(Data to use)

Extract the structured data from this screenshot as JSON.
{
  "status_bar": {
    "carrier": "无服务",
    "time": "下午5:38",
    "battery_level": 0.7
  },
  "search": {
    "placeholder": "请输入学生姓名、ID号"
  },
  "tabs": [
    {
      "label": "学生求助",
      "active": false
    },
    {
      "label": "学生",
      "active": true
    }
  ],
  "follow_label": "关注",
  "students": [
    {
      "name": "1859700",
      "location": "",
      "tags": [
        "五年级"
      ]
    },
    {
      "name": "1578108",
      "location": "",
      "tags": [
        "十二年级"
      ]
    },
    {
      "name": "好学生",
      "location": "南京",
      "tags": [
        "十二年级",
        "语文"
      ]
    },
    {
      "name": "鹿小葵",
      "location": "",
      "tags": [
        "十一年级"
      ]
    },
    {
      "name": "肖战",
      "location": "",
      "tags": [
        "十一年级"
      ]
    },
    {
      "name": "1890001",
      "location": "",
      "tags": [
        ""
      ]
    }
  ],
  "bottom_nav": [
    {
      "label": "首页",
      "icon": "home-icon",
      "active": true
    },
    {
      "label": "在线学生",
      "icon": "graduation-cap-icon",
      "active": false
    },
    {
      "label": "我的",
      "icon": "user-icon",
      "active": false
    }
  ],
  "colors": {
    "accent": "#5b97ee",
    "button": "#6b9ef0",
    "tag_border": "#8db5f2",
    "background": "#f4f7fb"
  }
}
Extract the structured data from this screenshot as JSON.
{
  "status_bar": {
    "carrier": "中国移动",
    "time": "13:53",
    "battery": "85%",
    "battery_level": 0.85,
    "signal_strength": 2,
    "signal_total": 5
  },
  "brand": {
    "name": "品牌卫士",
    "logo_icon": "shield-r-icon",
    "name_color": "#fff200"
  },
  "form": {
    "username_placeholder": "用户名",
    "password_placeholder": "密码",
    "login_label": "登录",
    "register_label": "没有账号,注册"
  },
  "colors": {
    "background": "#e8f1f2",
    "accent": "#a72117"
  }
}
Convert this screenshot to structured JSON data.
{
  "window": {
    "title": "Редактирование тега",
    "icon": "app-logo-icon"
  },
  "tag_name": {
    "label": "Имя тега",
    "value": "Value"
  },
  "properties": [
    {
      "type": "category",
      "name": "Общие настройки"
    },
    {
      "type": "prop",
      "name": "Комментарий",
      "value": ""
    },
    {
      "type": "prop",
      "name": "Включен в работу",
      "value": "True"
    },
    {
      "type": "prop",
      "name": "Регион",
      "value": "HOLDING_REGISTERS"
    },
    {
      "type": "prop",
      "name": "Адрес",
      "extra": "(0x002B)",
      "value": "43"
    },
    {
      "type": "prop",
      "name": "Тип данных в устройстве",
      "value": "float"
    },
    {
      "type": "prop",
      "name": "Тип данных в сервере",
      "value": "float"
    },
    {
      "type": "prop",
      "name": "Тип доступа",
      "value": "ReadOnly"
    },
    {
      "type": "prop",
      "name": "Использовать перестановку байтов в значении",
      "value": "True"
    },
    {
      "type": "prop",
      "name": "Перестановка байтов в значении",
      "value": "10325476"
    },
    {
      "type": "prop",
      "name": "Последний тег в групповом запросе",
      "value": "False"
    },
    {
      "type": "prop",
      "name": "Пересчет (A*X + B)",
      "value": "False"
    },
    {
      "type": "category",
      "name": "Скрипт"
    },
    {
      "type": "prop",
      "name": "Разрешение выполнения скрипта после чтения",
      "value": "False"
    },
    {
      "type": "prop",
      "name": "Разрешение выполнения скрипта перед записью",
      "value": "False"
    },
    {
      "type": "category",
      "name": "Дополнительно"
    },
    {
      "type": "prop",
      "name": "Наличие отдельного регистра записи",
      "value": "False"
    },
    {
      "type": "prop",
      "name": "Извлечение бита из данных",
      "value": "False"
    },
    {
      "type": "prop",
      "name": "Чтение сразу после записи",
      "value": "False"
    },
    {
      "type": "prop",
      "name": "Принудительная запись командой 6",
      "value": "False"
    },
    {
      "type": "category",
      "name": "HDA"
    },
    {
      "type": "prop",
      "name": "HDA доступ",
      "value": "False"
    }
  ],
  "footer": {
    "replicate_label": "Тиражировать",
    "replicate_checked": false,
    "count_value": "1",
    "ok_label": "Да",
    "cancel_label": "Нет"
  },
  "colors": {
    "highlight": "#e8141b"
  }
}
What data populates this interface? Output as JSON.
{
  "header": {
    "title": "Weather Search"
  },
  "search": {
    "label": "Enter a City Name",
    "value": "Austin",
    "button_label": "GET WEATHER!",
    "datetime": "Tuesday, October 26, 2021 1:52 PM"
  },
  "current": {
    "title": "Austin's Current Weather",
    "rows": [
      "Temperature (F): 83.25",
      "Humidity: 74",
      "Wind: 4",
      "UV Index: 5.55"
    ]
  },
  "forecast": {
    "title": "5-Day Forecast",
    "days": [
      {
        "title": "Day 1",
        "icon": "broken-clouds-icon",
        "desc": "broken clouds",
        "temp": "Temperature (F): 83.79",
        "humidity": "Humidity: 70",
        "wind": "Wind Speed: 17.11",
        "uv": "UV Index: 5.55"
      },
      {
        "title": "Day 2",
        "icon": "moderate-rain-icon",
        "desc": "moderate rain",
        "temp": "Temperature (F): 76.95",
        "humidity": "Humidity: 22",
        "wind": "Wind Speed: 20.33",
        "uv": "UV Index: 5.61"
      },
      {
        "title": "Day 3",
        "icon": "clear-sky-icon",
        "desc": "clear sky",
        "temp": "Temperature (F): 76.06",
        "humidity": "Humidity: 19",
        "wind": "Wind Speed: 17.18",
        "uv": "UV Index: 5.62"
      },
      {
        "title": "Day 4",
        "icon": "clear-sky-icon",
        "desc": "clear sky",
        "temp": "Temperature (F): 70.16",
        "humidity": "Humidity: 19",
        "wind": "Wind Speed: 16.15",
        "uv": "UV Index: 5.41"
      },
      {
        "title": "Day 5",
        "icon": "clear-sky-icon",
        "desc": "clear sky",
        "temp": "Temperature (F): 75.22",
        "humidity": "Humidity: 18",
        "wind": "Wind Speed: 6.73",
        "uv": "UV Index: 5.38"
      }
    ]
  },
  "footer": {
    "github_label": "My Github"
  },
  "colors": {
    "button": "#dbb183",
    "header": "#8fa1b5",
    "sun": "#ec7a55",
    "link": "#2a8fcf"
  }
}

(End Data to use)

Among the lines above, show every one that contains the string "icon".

Result of this task
      "icon": "home-icon",
      "icon": "graduation-cap-icon",
      "icon": "user-icon",
    "logo_icon": "shield-r-icon",
    "icon": "app-logo-icon"
        "icon": "broken-clouds-icon",
        "icon": "moderate-rain-icon",
        "icon": "clear-sky-icon",
        "icon": "clear-sky-icon",
        "icon": "clear-sky-icon",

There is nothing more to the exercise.